[Data Boundary: Start]

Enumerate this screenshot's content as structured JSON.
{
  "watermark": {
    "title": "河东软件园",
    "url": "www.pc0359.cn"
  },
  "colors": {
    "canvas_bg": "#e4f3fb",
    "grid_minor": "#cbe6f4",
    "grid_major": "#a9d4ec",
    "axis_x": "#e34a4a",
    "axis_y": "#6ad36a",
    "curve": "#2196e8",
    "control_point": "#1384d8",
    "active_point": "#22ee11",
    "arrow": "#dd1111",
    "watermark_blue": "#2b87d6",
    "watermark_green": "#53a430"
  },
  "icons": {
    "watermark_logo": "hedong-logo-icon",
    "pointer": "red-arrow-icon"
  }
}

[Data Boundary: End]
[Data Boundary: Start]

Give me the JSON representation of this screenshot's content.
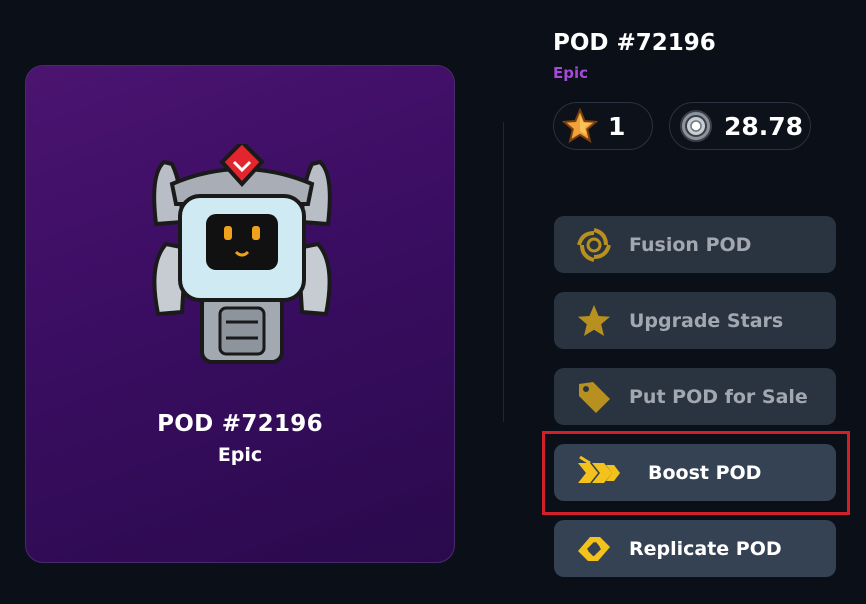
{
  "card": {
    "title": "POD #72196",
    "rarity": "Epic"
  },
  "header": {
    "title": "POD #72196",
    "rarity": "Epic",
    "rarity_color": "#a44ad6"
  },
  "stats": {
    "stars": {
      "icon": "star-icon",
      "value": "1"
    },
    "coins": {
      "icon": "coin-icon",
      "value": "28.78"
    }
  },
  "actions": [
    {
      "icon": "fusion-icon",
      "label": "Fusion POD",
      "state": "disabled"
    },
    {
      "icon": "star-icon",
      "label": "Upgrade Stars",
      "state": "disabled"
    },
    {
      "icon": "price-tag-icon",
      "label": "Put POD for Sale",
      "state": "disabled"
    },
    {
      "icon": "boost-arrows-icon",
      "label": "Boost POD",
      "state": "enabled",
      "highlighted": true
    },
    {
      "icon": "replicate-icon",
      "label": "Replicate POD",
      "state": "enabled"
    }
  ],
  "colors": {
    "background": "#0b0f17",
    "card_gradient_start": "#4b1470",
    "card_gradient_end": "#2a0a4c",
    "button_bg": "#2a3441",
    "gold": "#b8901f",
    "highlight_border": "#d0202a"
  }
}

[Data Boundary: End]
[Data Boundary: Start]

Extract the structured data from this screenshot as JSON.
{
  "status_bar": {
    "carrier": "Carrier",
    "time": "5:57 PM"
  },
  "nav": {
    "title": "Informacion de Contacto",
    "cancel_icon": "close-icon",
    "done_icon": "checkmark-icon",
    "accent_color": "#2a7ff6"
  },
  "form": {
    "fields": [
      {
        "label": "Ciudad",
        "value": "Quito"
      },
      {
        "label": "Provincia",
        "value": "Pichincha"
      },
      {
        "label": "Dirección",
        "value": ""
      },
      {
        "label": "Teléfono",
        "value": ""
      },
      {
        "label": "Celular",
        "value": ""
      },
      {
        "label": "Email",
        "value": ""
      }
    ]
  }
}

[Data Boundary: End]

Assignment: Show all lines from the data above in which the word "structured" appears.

Output for this task:
Enumerate this screenshot's content as structured JSON.
Extract the structured data from this screenshot as JSON.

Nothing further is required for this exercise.